* Instructions for the task *
All of the entries are to be returned word for word.

*** Opening Dataset entries ***

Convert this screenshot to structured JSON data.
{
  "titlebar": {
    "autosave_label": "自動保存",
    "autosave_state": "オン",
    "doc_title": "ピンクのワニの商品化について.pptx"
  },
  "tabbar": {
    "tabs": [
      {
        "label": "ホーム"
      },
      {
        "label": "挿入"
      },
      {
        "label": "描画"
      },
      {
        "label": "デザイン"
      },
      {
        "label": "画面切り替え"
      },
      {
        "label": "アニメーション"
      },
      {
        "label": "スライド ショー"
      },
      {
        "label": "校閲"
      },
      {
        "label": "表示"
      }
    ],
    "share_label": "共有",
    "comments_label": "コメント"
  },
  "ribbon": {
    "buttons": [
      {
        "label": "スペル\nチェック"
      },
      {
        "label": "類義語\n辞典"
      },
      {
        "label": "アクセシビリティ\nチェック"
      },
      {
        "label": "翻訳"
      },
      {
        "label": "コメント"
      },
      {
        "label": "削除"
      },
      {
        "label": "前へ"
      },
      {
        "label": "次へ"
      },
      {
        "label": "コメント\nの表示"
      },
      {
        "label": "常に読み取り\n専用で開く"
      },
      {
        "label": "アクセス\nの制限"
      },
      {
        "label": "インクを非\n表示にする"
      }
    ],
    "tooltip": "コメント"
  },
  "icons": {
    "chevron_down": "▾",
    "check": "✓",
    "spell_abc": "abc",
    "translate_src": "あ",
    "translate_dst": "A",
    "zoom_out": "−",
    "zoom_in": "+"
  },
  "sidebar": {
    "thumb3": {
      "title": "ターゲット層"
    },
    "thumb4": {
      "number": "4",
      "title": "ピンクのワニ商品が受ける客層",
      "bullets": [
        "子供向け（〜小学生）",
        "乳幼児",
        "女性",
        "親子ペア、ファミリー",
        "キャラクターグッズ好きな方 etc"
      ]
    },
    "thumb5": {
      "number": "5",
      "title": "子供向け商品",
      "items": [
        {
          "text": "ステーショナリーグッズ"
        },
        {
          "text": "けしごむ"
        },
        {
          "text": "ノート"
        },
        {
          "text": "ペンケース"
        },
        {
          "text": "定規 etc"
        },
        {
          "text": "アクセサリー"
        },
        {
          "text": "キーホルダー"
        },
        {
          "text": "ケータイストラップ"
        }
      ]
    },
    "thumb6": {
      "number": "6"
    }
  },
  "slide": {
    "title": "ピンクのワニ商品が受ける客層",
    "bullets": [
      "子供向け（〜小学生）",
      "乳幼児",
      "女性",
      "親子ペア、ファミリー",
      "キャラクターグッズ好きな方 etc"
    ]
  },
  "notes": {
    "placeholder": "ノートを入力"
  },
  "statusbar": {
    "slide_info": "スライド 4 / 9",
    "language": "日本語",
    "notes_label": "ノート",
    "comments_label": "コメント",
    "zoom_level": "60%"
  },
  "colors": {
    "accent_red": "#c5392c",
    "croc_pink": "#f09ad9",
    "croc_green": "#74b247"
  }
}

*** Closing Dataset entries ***

* Response *
Convert this screenshot to structured JSON data.
{
  "titlebar": {
    "autosave_label": "自動保存",
    "autosave_state": "オン",
    "doc_title": "ピンクのワニの商品化について.pptx"
  },
  "tabbar": {
    "tabs": [
      {
        "label": "ホーム"
      },
      {
        "label": "挿入"
      },
      {
        "label": "描画"
      },
      {
        "label": "デザイン"
      },
      {
        "label": "画面切り替え"
      },
      {
        "label": "アニメーション"
      },
      {
        "label": "スライド ショー"
      },
      {
        "label": "校閲"
      },
      {
        "label": "表示"
      }
    ],
    "share_label": "共有",
    "comments_label": "コメント"
  },
  "ribbon": {
    "buttons": [
      {
        "label": "スペル\nチェック"
      },
      {
        "label": "類義語\n辞典"
      },
      {
        "label": "アクセシビリティ\nチェック"
      },
      {
        "label": "翻訳"
      },
      {
        "label": "コメント"
      },
      {
        "label": "削除"
      },
      {
        "label": "前へ"
      },
      {
        "label": "次へ"
      },
      {
        "label": "コメント\nの表示"
      },
      {
        "label": "常に読み取り\n専用で開く"
      },
      {
        "label": "アクセス\nの制限"
      },
      {
        "label": "インクを非\n表示にする"
      }
    ],
    "tooltip": "コメント"
  },
  "icons": {
    "chevron_down": "▾",
    "check": "✓",
    "spell_abc": "abc",
    "translate_src": "あ",
    "translate_dst": "A",
    "zoom_out": "−",
    "zoom_in": "+"
  },
  "sidebar": {
    "thumb3": {
      "title": "ターゲット層"
    },
    "thumb4": {
      "number": "4",
      "title": "ピンクのワニ商品が受ける客層",
      "bullets": [
        "子供向け（〜小学生）",
        "乳幼児",
        "女性",
        "親子ペア、ファミリー",
        "キャラクターグッズ好きな方 etc"
      ]
    },
    "thumb5": {
      "number": "5",
      "title": "子供向け商品",
      "items": [
        {
          "text": "ステーショナリーグッズ"
        },
        {
          "text": "けしごむ"
        },
        {
          "text": "ノート"
        },
        {
          "text": "ペンケース"
        },
        {
          "text": "定規 etc"
        },
        {
          "text": "アクセサリー"
        },
        {
          "text": "キーホルダー"
        },
        {
          "text": "ケータイストラップ"
        }
      ]
    },
    "thumb6": {
      "number": "6"
    }
  },
  "slide": {
    "title": "ピンクのワニ商品が受ける客層",
    "bullets": [
      "子供向け（〜小学生）",
      "乳幼児",
      "女性",
      "親子ペア、ファミリー",
      "キャラクターグッズ好きな方 etc"
    ]
  },
  "notes": {
    "placeholder": "ノートを入力"
  },
  "statusbar": {
    "slide_info": "スライド 4 / 9",
    "language": "日本語",
    "notes_label": "ノート",
    "comments_label": "コメント",
    "zoom_level": "60%"
  },
  "colors": {
    "accent_red": "#c5392c",
    "croc_pink": "#f09ad9",
    "croc_green": "#74b247"
  }
}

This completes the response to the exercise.